By: Nick Gambino

Ok, it’s Thursday and you know what that means – Blade Runner 2049 hits theaters tonight! Breathe. Breathe. I know it’s been 35 years in the making but let’s not ruin it by having a heart attack before we’ve even had a chance to watch the thing.

The Ridley Scott-directed Blade Runner is a veritable classic and for good reason. With a perfect blend of 1940s noir and Sci-Fi set in a dystopian future filled with degraded technology, the film uses analogy to make comments on the cruelty of man while tackling subjects like prejudice, slavery, fear and the dangers of AI.

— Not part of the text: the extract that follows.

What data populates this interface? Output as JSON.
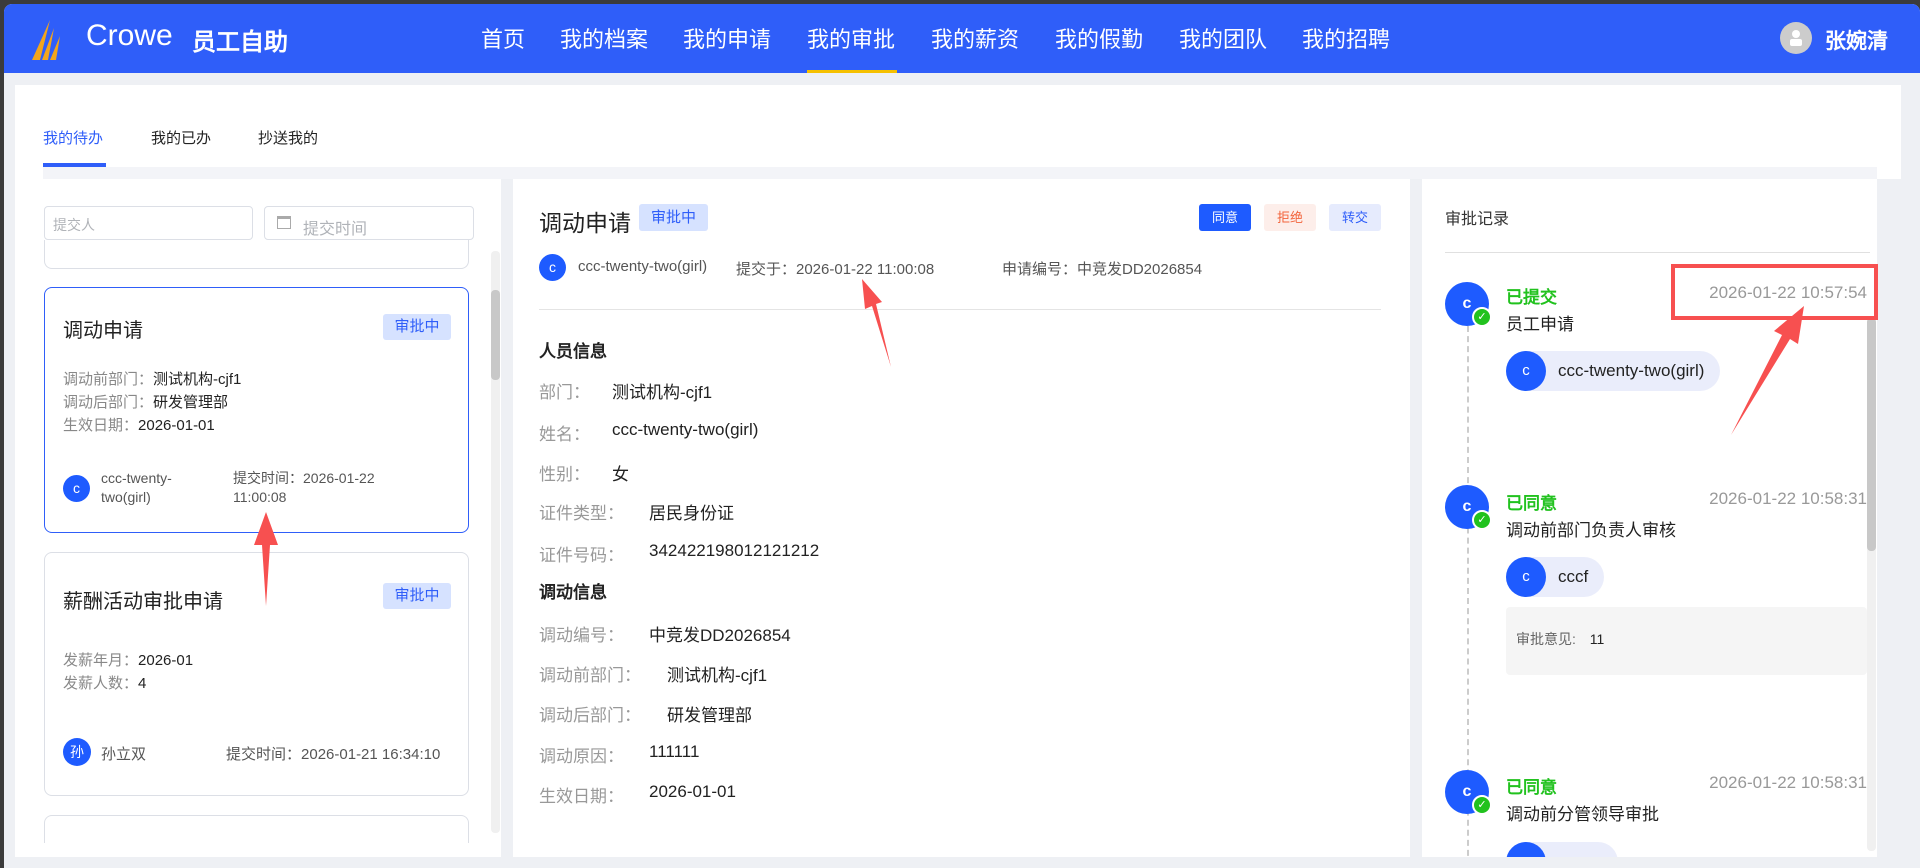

Now, there are some things you’re going to want to do before you head off to the theaters this weekend. Well, one thing really and that is – watch Blade Runner. I’ve not yet seen the new one but I can all but guarantee, without watching the original ’82 film you’ll be lost.

From all indications the Ryan Gosling vehicle is another intelligent not-dumbed-down Sci-Fi noir. It will be a thinker that takes a few times through to get a proper grasp on the levels in which it’s working. That’s the case with the original at least.

So if you haven’t seen the ’82 film and are just interested in seeing the newest Gosling picture or if you haven’t seen it in quite a while then it’s time to get on that.

But wait! There are 8 different versions of the film, 5 of which are readily available to watch. But only 3 are worth deciding between. Which one should you watch? What’s the difference? Don’t worry I got you.

The 3 versions you should be looking at are:

  • S. Theatrical Cut (1982)
  • Director’s Cut (1992)
  • Final Cut (2007)

The Theatrical Cut is of course the version that played in theaters when it was released in 1982. This one has an added voiceover from Rick Deckard (Harrison Ford) to add to the noir feel. We see a “ride off into the sunset” ending that the studio demanded in order to lighten the tone of the film.

The Director’s Cut is a bit of a misnomer as Ridley Scott wasn’t actually involved in this edit. Though he may not have had a hand in it, this one was closer to the vision he had for the film. The main changes included deep-sixing the voiceover and Hollywood ending. Instead of a satisfying ending we’re left on more of an ambiguous tone which is aided by an added scene earlier in the film that raises a fascinating question about Deckard. I’ll leave it at that for the sake of avoiding spoilers.

The Final Cut is similar to the Director’s Cut but this one was actually supervised by Scott. The added scene that raises the question about Deckard is a bit longer here with some additional scenes pulled from an earlier international version. We still see the ambiguous ending as well. The Final Cut is digitally remastered and looks way better than anything else they’ve put out.

Taking all of that into account we have a clear winner. You should watch The Final Cut before seeing Blade Runner 2049. It’s a better quality film and includes scenes that will most likely tie into the new one.

But if you’re like me and sustain yourself on a strict diet of cinema then you’re going to want to check out the other versions out there. There’s an Ultimate Collector’s Edition floating around that has 5 prints of the movie.

That’s only 10 hours of viewing. 9am to 7pm on a Saturday and you’re done. Easy.


Nick Gambino is a regular script writer and tech beat reporter for NewsWatch. He lives in Northern Virginia with his wife and daughter.